What is needed is an exact copy of the entries below, with the pictures left out.

**** Given entries ****

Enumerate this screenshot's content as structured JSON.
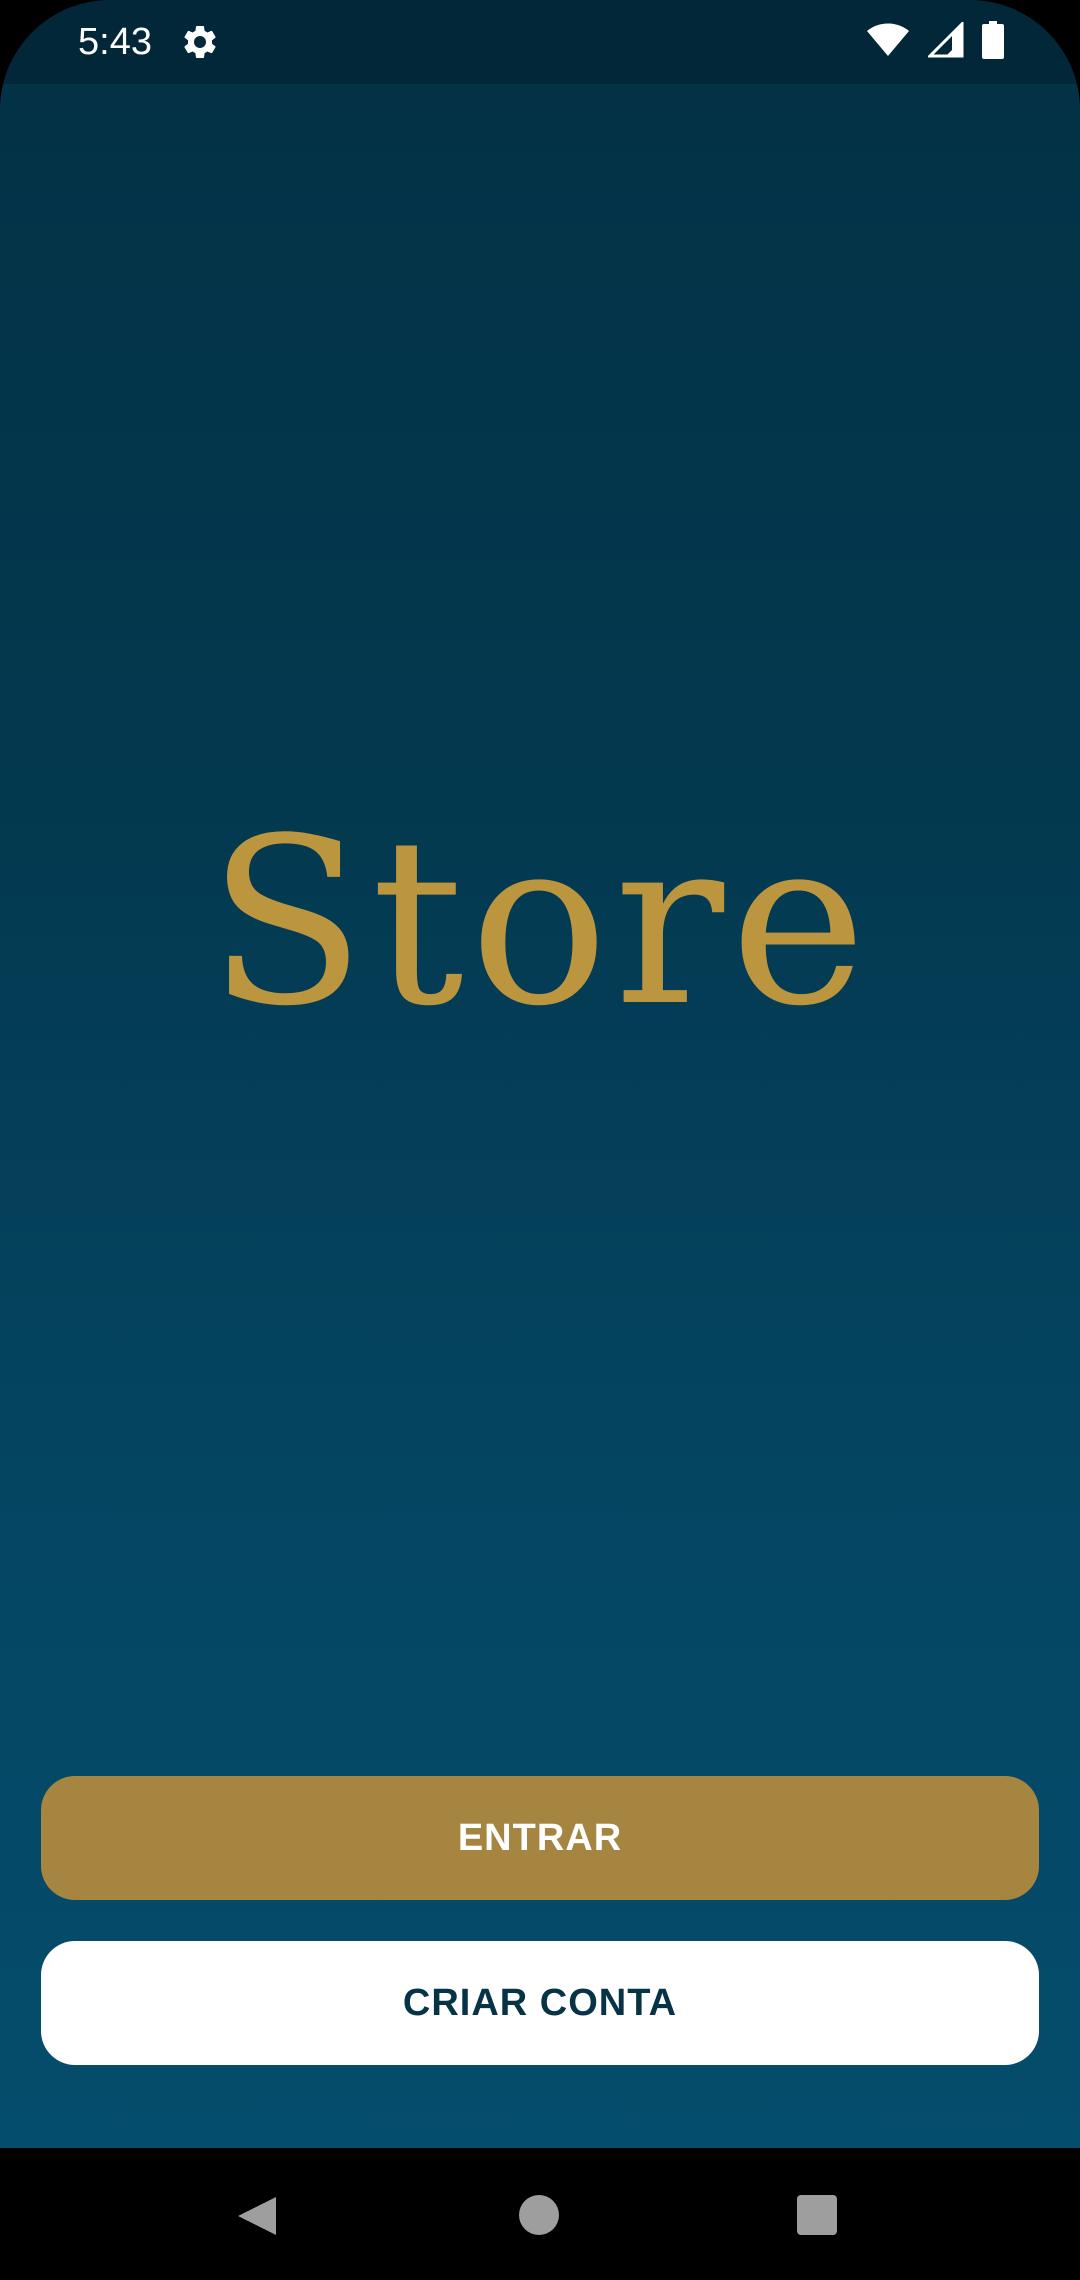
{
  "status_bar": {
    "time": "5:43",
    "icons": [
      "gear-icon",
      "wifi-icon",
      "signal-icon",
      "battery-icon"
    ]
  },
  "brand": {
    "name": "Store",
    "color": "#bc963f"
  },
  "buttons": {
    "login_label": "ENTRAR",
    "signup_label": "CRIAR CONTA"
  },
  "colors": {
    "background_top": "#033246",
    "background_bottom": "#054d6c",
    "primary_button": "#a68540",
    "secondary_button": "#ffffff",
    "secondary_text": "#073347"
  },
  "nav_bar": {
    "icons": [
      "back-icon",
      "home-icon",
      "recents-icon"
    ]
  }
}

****

= Result of the task =
Enumerate this screenshot's content as structured JSON.
{
  "status_bar": {
    "time": "5:43",
    "icons": [
      "gear-icon",
      "wifi-icon",
      "signal-icon",
      "battery-icon"
    ]
  },
  "brand": {
    "name": "Store",
    "color": "#bc963f"
  },
  "buttons": {
    "login_label": "ENTRAR",
    "signup_label": "CRIAR CONTA"
  },
  "colors": {
    "background_top": "#033246",
    "background_bottom": "#054d6c",
    "primary_button": "#a68540",
    "secondary_button": "#ffffff",
    "secondary_text": "#073347"
  },
  "nav_bar": {
    "icons": [
      "back-icon",
      "home-icon",
      "recents-icon"
    ]
  }
}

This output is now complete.